- **ACTIVITY**
Go over the material below and report every line that contains the word "JSON".
========
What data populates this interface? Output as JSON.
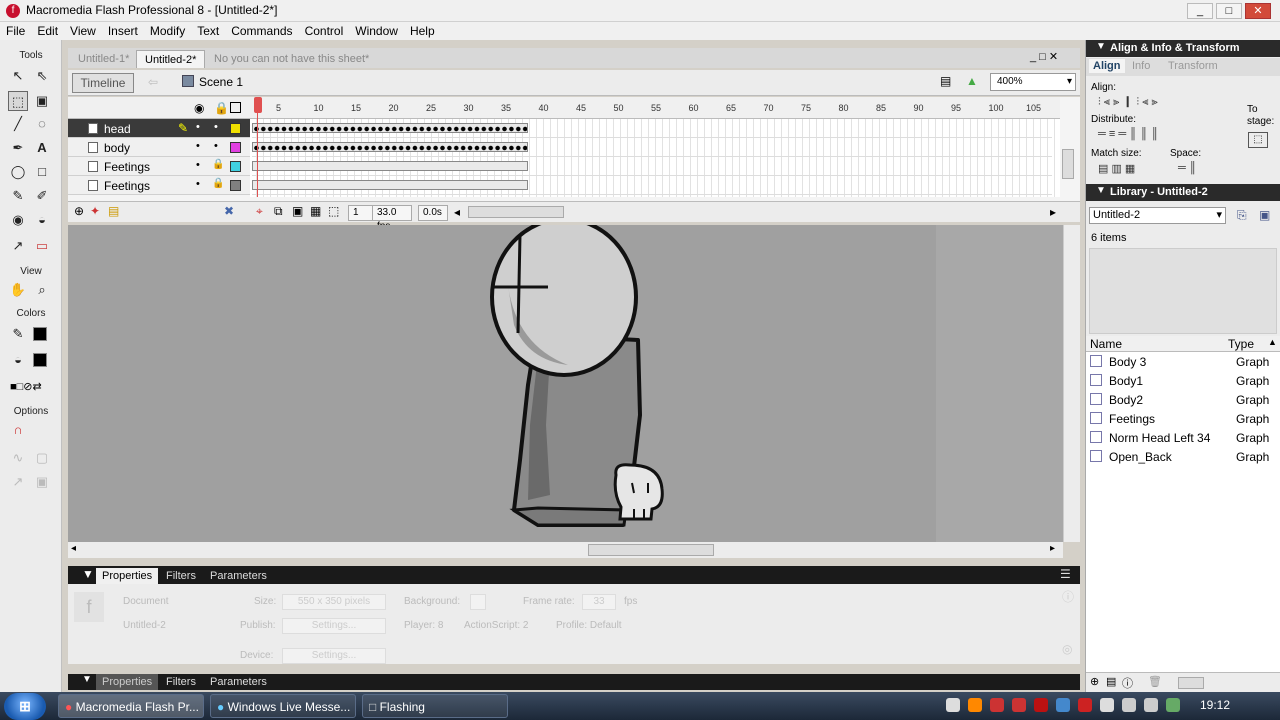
{
  "window": {
    "title": "Macromedia Flash Professional 8 - [Untitled-2*]",
    "min": "_",
    "max": "□",
    "close": "✕"
  },
  "menu": [
    "File",
    "Edit",
    "View",
    "Insert",
    "Modify",
    "Text",
    "Commands",
    "Control",
    "Window",
    "Help"
  ],
  "tools": {
    "title": "Tools",
    "view_title": "View",
    "colors_title": "Colors",
    "options_title": "Options"
  },
  "doc_tabs": [
    "Untitled-1*",
    "Untitled-2*",
    "No you can not have this sheet*"
  ],
  "editbar": {
    "timeline_label": "Timeline",
    "scene_label": "Scene 1",
    "zoom": "400%"
  },
  "timeline": {
    "ruler": [
      "5",
      "10",
      "15",
      "20",
      "25",
      "30",
      "35",
      "40",
      "45",
      "50",
      "55",
      "60",
      "65",
      "70",
      "75",
      "80",
      "85",
      "90",
      "95",
      "100",
      "105"
    ],
    "layers": [
      {
        "name": "head",
        "color": "#f0e000",
        "selected": true
      },
      {
        "name": "body",
        "color": "#e040e0",
        "selected": false
      },
      {
        "name": "Feetings",
        "color": "#40d0e0",
        "selected": false
      },
      {
        "name": "Feetings",
        "color": "#808080",
        "selected": false
      }
    ],
    "current_frame": "1",
    "fps": "33.0 fps",
    "time": "0.0s"
  },
  "properties": {
    "tabs": [
      "Properties",
      "Filters",
      "Parameters"
    ],
    "doc_label": "Document",
    "doc_name": "Untitled-2",
    "size_label": "Size:",
    "size_value": "550 x 350 pixels",
    "background_label": "Background:",
    "framerate_label": "Frame rate:",
    "framerate_value": "33",
    "fps_unit": "fps",
    "publish_label": "Publish:",
    "settings_btn": "Settings...",
    "player_label": "Player: 8",
    "actionscript_label": "ActionScript: 2",
    "profile_label": "Profile: Default",
    "device_label": "Device:"
  },
  "align_panel": {
    "header": "Align & Info & Transform",
    "tabs": [
      "Align",
      "Info",
      "Transform"
    ],
    "align_label": "Align:",
    "distribute_label": "Distribute:",
    "match_label": "Match size:",
    "space_label": "Space:",
    "tostage_label": "To",
    "tostage_label2": "stage:"
  },
  "library": {
    "header": "Library - Untitled-2",
    "doc_select": "Untitled-2",
    "count": "6 items",
    "col_name": "Name",
    "col_type": "Type",
    "items": [
      {
        "name": "Body 3",
        "type": "Graph"
      },
      {
        "name": "Body1",
        "type": "Graph"
      },
      {
        "name": "Body2",
        "type": "Graph"
      },
      {
        "name": "Feetings",
        "type": "Graph"
      },
      {
        "name": "Norm Head Left 34",
        "type": "Graph"
      },
      {
        "name": "Open_Back",
        "type": "Graph"
      }
    ]
  },
  "taskbar": {
    "tasks": [
      "Macromedia Flash Pr...",
      "Windows Live Messe...",
      "Flashing"
    ],
    "clock": "19:12"
  }
}
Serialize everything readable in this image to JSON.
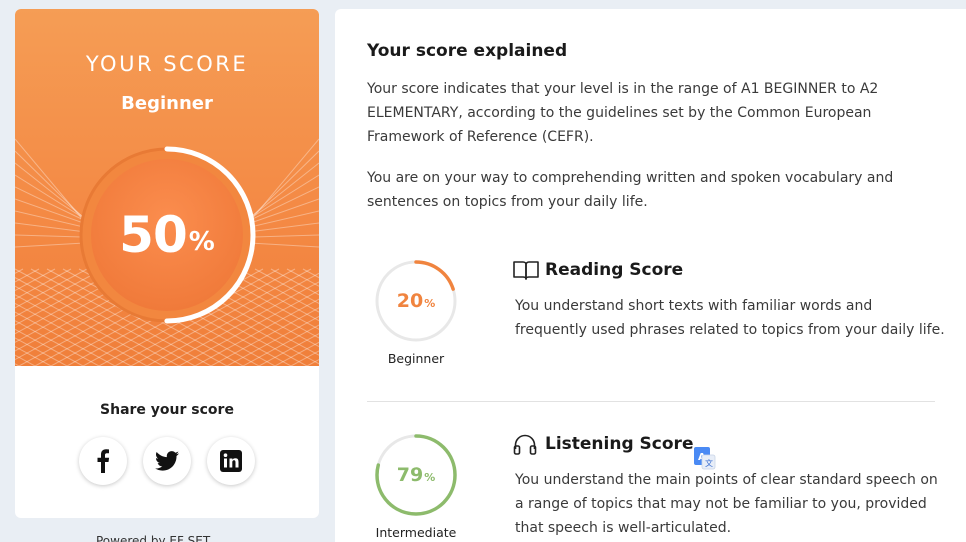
{
  "hero": {
    "title": "YOUR SCORE",
    "level": "Beginner",
    "score_value": "50",
    "score_symbol": "%",
    "score_fraction": 0.5
  },
  "share": {
    "label": "Share your score",
    "buttons": [
      {
        "name": "facebook",
        "icon": "facebook-icon"
      },
      {
        "name": "twitter",
        "icon": "twitter-icon"
      },
      {
        "name": "linkedin",
        "icon": "linkedin-icon"
      }
    ]
  },
  "powered_by": "Powered by EF SET",
  "explained": {
    "title": "Your score explained",
    "paragraph1": "Your score indicates that your level is in the range of A1 BEGINNER to A2 ELEMENTARY, according to the guidelines set by the Common European Framework of Reference (CEFR).",
    "paragraph2": "You are on your way to comprehending written and spoken vocabulary and sentences on topics from your daily life."
  },
  "reading": {
    "title": "Reading Score",
    "value": "20",
    "symbol": "%",
    "fraction": 0.2,
    "level": "Beginner",
    "description": "You understand short texts with familiar words and frequently used phrases related to topics from your daily life.",
    "icon": "book-icon"
  },
  "listening": {
    "title": "Listening Score",
    "value": "79",
    "symbol": "%",
    "fraction": 0.79,
    "level": "Intermediate",
    "description": "You understand the main points of clear standard speech on a range of topics that may not be familiar to you, provided that speech is well-articulated.",
    "icon": "headphones-icon"
  },
  "colors": {
    "accent_orange": "#f0843f",
    "green": "#8dbb6c",
    "ring_track": "#e8e8e8"
  }
}
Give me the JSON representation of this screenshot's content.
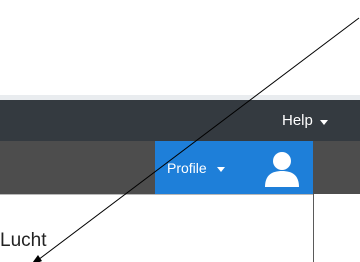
{
  "header": {
    "help_label": "Help",
    "profile_label": "Profile"
  },
  "content": {
    "text": "Lucht"
  },
  "icons": {
    "avatar": "user-avatar-icon",
    "help_caret": "caret-down-icon",
    "profile_caret": "caret-down-icon",
    "pointer": "arrow-annotation"
  },
  "colors": {
    "topbar": "#343a40",
    "subbar": "#4d4d4d",
    "profile_button": "#1e7fd9",
    "text_light": "#ffffff"
  }
}
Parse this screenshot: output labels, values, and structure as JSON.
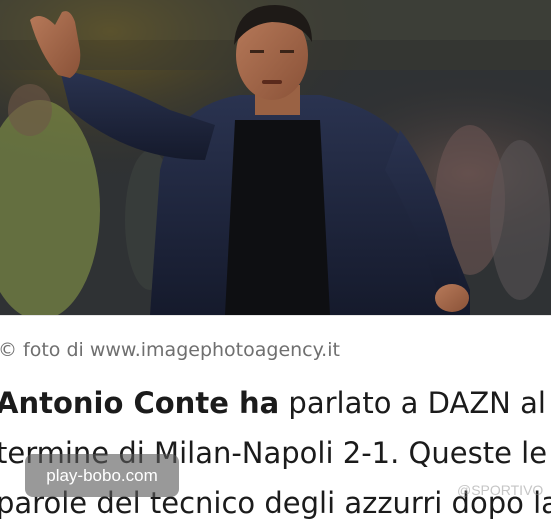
{
  "photo": {
    "alt_icon": "photo-of-coach-icon"
  },
  "caption": {
    "icon": "©",
    "text": "foto di www.imagephotoagency.it"
  },
  "article": {
    "line1_bold": "Antonio Conte ha",
    "line1_rest": " parlato a DAZN al",
    "line2": "termine di Milan-Napoli 2-1. Queste le",
    "line3": "parole del tecnico degli azzurri dopo la"
  },
  "watermark": {
    "badge": "play-bobo.com",
    "faint": "@SPORTIVO"
  },
  "colors": {
    "text": "#1b1b1b",
    "caption": "#6f6f6f",
    "badge_bg": "#5a5a5a"
  }
}
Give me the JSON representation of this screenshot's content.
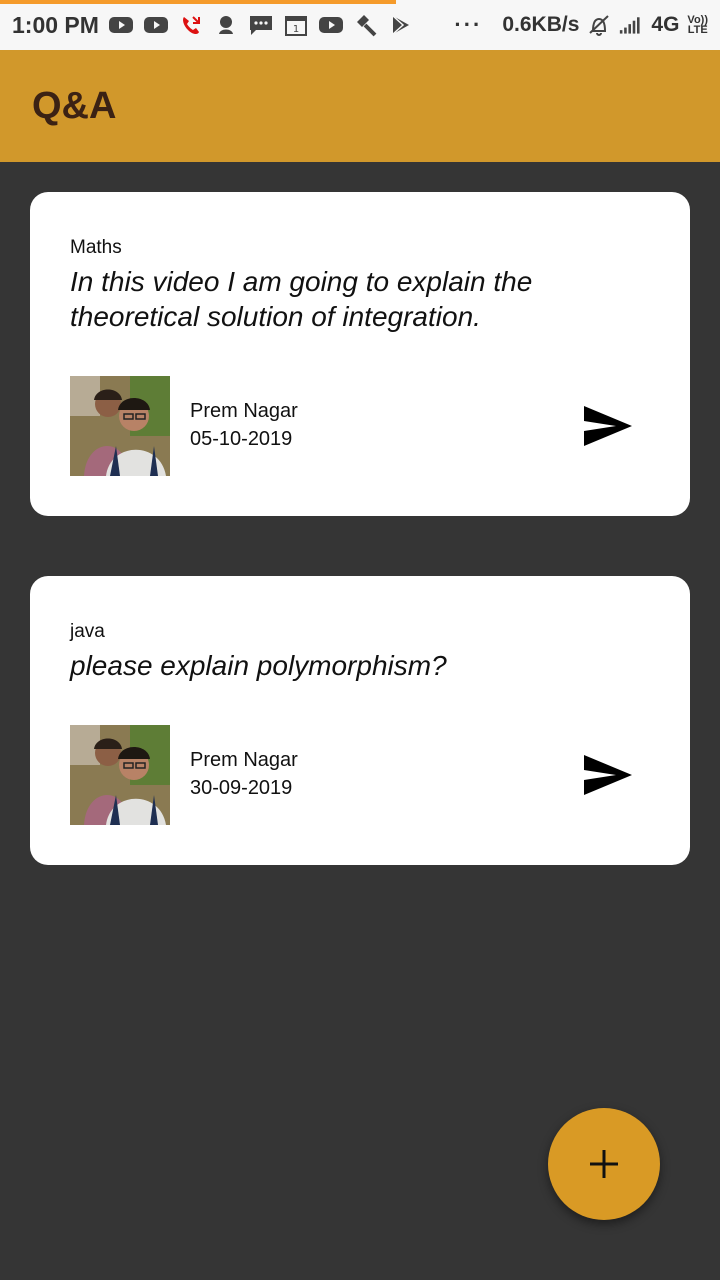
{
  "status_bar": {
    "time": "1:00 PM",
    "speed": "0.6KB/s",
    "network": "4G",
    "volte_top": "Vo))",
    "volte_bottom": "LTE",
    "dots": "···",
    "progress": 0.55
  },
  "app_bar": {
    "title": "Q&A"
  },
  "posts": [
    {
      "subject": "Maths",
      "question": "In this video I am going to explain the theoretical solution of integration.",
      "author": "Prem Nagar",
      "date": "05-10-2019"
    },
    {
      "subject": "java",
      "question": "please explain polymorphism?",
      "author": "Prem Nagar",
      "date": "30-09-2019"
    }
  ],
  "fab": {
    "icon": "plus-icon"
  },
  "colors": {
    "accent": "#d1982b",
    "background": "#353535",
    "title": "#3b2214"
  }
}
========
- **FINISHED TASK**
What data populates this interface? Output as JSON.
Serialize everything readable in this image to JSON.
Give me the JSON representation of this screenshot's content.
Parse this screenshot: output labels, values, and structure as JSON.
Give me the JSON representation of this screenshot's content.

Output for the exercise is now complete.